2021 Schedule – updated June 29, 2021

Annual Meeting and Registration, Friday, September 17th

Registration on Friday evening, September 17th, will be held at Blue Ridge Community College Conference Center in Flat Rock, NC.  Dinner will be served with wine tasting. Following the annual Society meeting, Joe Forrest will give a short overview presentation on what we will see and learn during the next two days.  The evening will conclude with a first for the Carolina Geological Society – interviews via Zoom with Dr. Rainer Kuendig and Dr. Will Finger in Switzerland, and with Dr. Alex Maltman in Wales.  In 2018, Kuendig and Finger published a book (“Stein und Wein”) on the relationship of geology to viticulture in Switzerland.  Maltman has published numerous papers on the role of geology in viticulture, and his book “Vineyards, Rocks, and Soils: The Wine Lover’s Guide to Geology” (also published in 2018) is a popular examination of the issue.  The two books take somewhat differing views on the subject, which is a major theme of this year’s field trip. 

In the Field, Saturday, September 18th

On Saturday, September 18th, buses will depart downtown Hendersonville at 8:00am and drive down the Blue Ridge escarpment to the Inner Piedmont region for our first stop at the site of a tragic 2018 landslide in the Pacolet River Valley.  The stop provides a fascinating combination of geomorphology and geohazards, viticulture and climatology. Stop #2 will be at Parker-Binns Vineyards, where we will (1) begin our exploration of the origins of the rugged, precipitous Blue Ridge escarpment and its relationship to the Piedmont and Blue Ridge plateau, and (2) have an overview of the complex climate and weather patterns of the southern Blue Ridge and the role they play in viticulture.  We will then ascend the Blue Ridge escarpment and take our lunch break at Jackson Park in Hendersonville.  Following lunch, Stop #3 will be at Marked Tree Vineyards, which is located directly on the Eastern Continental Divide and illustrates the effects of the breaching of an earlier divide by the Broad River.  Stop #4, the final of the day, is at St. Paul Mountain Vineyards and Appalachian Ridge Cidery, where attendees can choose among four activities, including (1) an opportunity to simply sit and enjoy a glass of wine or cider, (2) a relaxing tour of the winery and cidery operations, (3) a more vigorous, but not overly stressful, hike in the cidery orchard with talk on sustainable agriculture by the vineyard/cidery owner, and (4) a talk on the history of viticulture in North Carolina, with emphasis on the fascinating modern phase.  This last stop of the day is a great place to rest and enjoy the setting sun before returning to downtown Hendersonville. 
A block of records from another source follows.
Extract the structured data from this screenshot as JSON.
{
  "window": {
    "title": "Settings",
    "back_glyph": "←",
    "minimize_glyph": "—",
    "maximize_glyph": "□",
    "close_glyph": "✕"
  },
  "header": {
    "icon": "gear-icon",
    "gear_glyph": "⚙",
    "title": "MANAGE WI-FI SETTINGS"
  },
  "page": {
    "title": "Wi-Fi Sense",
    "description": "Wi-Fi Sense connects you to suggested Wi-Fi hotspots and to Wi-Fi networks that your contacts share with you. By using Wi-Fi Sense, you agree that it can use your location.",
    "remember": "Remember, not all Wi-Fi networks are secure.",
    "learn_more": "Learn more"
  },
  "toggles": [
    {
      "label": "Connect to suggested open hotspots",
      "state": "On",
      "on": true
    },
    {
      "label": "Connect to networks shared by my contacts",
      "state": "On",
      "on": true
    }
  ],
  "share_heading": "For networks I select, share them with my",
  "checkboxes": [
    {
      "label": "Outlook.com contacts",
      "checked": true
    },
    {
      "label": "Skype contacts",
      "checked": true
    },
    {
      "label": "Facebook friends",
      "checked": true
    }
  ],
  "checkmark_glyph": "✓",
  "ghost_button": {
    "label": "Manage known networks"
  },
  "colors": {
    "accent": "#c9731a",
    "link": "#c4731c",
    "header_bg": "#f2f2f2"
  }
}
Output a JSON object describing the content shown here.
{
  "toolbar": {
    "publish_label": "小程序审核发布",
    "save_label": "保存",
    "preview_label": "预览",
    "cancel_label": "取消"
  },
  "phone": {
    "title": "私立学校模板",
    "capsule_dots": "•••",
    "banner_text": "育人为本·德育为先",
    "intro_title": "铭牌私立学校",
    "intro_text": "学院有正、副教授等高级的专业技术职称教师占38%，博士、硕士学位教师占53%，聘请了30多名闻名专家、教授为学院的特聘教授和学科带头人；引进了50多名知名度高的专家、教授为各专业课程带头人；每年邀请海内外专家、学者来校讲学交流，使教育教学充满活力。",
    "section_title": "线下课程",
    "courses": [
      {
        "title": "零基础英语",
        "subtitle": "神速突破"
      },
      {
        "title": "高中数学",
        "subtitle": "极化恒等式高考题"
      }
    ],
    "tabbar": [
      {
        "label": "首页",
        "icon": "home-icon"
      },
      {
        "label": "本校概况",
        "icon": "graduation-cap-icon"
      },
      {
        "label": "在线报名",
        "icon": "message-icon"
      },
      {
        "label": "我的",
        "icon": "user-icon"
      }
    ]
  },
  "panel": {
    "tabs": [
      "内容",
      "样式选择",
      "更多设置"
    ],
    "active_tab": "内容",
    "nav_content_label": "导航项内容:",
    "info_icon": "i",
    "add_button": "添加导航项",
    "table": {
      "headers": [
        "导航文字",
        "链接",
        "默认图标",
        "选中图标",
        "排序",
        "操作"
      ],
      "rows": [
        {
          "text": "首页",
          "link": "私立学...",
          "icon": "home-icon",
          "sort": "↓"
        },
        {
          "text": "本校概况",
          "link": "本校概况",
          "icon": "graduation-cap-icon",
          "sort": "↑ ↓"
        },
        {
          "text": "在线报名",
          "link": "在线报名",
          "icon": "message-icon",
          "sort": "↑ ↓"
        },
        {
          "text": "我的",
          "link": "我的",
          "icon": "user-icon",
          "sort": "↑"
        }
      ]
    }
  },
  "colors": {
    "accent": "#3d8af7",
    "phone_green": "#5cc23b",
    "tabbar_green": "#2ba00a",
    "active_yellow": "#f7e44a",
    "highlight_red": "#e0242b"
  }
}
In the Field, Sunday, September 19th  

On Sunday, September 19th we will depart Hendersonville at 8:30am and drive to the Biltmore Estate Winery, which is the most visited winery in the US.  Though thousands of people visit the winery at Biltmore, the estate’s vineyards are not normally accessible to the public, so our visit may be a once-in-a-lifetime opportunity to view and learn about an interesting and controversial site.  At the end of the visit, the very gracious team at Biltmore will provide us with a wine pouring and toast to the Carolina Geological Society and to North Carolina viticulture.  On our way back to Hendersonville we will conclude the excursion with a stop on Point Lookout Mountain for a spectacular view of the Blue Ridge plateau, the Blue Ridge escarpment, and the Eastern Continental Divide.  If weather conditions are right, you will have a view of Mount Mitchell, the highest point of the Appalachians, and a final toast to the magnificent beauty of our southern Appalachians.

Possible Additional Stop on Sunday, September 19th Burntshirt Vineyards has invited us to visit its high vineyard (3600’) on the Blue Ridge escarpment.   This site is one of the most beautiful vineyards in eastern America (See accompanying picture) and one of the highest, but is not easily accessible, due to the steep and winding dirt trail to the site.  We are not sure the school buses we normally use can make this climb.  We may be able to hire smaller vans that can accommodate 12-15 passengers and offer an extra stop on Sunday afternoon for those who wish to experience this gorgeous site.  There would be an extra fee for this visit to cover costs of the vans.  More on this possibility in a later update.